__WORK TASK__: Determine how many of the lines below include "meta", then respond with that number and no other text.

■ ■ ■ ■ ■ ■ ■

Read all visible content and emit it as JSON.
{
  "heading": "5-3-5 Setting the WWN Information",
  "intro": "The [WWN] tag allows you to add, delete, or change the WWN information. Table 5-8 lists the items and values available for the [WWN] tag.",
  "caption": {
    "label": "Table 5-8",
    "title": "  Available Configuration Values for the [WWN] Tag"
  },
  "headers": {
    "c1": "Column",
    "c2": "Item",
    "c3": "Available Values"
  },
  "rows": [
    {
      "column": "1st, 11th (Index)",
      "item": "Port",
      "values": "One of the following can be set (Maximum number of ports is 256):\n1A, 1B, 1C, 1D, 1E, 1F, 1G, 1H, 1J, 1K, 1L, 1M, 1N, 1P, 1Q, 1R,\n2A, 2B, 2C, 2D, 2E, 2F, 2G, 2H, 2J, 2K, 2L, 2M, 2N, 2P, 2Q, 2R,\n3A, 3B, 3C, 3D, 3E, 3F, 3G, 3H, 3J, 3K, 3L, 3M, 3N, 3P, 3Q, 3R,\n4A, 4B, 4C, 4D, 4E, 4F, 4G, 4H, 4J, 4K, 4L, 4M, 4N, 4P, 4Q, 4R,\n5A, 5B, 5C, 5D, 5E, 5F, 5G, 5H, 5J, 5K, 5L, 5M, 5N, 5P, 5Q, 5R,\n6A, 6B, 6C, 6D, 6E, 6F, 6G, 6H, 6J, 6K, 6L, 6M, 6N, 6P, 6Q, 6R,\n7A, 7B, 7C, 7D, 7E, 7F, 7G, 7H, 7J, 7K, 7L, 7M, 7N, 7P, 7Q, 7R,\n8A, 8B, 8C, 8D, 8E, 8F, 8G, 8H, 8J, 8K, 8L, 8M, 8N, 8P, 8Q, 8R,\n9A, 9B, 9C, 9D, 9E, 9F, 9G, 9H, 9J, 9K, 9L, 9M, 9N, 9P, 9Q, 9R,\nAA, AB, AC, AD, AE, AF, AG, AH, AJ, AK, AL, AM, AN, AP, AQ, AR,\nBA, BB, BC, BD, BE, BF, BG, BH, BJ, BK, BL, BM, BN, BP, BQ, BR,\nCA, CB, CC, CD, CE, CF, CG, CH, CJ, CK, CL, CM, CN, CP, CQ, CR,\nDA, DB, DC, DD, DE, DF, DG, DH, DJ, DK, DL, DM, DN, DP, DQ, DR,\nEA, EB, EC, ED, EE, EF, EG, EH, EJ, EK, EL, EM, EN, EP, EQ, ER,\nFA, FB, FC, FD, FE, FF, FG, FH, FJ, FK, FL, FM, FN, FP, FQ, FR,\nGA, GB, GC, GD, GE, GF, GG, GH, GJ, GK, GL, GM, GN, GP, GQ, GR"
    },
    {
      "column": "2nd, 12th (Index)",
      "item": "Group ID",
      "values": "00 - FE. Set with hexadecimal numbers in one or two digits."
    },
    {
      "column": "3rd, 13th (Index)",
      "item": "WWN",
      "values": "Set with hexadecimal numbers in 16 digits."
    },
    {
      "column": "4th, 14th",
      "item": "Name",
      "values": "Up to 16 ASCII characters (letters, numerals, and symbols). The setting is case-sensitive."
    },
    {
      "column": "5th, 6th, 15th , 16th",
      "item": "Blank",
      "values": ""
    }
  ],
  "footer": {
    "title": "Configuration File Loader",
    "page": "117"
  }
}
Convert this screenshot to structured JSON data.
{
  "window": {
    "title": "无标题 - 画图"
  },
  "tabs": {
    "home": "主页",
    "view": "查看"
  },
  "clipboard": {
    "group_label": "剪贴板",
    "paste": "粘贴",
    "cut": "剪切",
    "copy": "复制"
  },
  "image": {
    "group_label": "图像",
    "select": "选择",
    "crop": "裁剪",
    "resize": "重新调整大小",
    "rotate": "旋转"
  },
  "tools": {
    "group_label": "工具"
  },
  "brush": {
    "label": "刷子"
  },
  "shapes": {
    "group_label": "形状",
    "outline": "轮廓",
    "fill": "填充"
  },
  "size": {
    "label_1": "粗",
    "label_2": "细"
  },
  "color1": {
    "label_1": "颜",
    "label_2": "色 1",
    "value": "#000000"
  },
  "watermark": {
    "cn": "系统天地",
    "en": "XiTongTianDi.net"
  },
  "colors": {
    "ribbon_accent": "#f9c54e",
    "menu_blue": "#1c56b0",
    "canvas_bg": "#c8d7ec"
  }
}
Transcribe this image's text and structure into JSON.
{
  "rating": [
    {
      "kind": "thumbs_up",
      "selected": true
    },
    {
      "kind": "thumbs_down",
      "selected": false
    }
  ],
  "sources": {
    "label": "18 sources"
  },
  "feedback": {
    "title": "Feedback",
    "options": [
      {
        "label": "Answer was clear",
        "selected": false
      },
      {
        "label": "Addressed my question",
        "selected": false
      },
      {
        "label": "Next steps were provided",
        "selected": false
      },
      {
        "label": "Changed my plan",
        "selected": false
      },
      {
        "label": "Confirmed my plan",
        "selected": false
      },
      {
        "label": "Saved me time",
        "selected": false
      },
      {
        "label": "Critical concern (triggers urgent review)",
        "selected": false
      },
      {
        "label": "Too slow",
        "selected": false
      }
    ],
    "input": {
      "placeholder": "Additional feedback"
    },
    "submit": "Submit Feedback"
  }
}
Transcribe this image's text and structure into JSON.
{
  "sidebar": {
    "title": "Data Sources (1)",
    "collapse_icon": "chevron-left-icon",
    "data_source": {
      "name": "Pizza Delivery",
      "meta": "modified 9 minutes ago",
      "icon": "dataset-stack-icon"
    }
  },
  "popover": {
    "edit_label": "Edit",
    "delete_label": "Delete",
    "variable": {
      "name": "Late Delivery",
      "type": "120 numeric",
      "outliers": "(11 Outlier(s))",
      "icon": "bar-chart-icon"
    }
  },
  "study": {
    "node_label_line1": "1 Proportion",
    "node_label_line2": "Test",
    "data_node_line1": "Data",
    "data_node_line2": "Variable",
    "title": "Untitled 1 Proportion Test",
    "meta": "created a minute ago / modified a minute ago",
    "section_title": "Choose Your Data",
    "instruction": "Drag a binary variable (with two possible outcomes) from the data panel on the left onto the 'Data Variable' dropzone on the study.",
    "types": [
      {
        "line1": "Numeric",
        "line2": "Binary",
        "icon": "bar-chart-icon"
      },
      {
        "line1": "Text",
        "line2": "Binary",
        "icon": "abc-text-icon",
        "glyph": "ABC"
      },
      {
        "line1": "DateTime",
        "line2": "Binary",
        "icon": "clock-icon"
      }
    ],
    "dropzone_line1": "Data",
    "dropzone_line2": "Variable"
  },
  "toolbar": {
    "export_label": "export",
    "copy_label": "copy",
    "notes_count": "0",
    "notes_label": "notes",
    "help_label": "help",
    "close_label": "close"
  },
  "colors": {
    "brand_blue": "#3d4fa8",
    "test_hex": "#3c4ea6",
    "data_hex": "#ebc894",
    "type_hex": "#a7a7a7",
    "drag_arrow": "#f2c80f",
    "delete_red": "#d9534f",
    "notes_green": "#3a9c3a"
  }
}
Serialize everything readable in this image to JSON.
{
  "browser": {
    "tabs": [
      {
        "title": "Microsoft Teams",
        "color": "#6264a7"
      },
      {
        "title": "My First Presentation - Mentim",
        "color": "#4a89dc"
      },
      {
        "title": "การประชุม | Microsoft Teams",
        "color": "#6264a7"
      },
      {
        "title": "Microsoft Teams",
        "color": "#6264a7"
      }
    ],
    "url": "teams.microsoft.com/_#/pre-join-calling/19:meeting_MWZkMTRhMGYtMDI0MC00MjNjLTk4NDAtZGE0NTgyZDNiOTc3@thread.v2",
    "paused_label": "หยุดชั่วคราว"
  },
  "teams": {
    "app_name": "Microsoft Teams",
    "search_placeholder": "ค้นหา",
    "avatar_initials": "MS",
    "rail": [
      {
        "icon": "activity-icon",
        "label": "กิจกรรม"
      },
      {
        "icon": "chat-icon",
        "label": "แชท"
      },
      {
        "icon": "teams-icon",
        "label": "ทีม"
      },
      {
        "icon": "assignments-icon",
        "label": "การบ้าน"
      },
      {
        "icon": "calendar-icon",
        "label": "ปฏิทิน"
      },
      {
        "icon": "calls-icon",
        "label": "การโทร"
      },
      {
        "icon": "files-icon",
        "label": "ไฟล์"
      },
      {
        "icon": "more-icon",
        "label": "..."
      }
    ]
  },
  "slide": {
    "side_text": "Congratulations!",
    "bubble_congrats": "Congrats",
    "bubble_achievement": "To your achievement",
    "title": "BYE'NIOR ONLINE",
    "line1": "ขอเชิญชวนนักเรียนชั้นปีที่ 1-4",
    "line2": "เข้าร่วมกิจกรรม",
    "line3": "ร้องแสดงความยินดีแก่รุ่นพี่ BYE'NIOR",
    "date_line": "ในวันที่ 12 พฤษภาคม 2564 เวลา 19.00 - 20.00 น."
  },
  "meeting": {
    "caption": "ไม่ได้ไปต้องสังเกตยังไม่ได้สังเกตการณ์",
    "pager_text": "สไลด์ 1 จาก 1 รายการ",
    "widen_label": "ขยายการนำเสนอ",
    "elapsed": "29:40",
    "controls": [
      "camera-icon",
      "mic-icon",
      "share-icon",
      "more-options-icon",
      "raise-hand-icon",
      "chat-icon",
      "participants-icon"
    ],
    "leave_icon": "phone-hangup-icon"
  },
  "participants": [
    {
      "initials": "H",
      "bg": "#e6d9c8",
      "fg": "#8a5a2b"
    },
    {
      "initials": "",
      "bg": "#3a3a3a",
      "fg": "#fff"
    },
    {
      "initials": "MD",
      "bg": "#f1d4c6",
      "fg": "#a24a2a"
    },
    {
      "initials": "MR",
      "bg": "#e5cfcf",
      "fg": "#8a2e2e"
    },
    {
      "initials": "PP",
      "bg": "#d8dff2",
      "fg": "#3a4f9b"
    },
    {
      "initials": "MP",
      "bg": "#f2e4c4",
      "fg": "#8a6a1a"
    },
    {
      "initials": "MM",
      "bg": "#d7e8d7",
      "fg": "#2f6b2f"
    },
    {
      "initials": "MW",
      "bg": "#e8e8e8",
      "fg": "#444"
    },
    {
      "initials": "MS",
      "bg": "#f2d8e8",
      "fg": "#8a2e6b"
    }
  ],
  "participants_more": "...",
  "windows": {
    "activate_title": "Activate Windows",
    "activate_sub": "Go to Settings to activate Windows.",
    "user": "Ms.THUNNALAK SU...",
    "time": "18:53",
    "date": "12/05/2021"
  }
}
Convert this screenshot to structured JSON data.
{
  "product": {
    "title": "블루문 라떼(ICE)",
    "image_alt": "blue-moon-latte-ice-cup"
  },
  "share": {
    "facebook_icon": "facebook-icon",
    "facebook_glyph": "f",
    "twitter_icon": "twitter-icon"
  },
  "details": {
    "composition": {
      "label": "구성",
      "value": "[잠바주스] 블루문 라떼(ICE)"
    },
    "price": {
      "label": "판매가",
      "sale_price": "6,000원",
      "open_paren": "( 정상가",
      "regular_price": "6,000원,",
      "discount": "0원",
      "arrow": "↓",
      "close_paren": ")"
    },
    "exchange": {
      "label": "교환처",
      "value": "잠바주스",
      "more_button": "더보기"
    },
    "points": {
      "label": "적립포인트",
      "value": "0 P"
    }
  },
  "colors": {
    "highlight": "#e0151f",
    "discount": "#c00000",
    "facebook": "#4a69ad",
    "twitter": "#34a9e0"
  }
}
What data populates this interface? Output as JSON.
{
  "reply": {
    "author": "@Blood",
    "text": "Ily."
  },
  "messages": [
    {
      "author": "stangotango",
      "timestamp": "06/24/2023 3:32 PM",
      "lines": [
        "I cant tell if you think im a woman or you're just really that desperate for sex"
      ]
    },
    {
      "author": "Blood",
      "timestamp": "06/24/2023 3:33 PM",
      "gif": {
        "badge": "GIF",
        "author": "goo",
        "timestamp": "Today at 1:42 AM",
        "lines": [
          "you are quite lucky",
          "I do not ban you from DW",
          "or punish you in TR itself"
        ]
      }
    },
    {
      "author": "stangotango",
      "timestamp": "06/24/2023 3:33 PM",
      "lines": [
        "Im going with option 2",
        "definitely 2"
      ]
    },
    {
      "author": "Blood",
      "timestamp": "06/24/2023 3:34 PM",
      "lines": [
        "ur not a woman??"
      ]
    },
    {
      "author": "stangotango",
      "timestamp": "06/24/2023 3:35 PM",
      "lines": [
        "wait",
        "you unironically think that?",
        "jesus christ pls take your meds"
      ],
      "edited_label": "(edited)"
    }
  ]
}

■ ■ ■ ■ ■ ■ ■

__RESPONSE TO THIS EXERCISE__: 2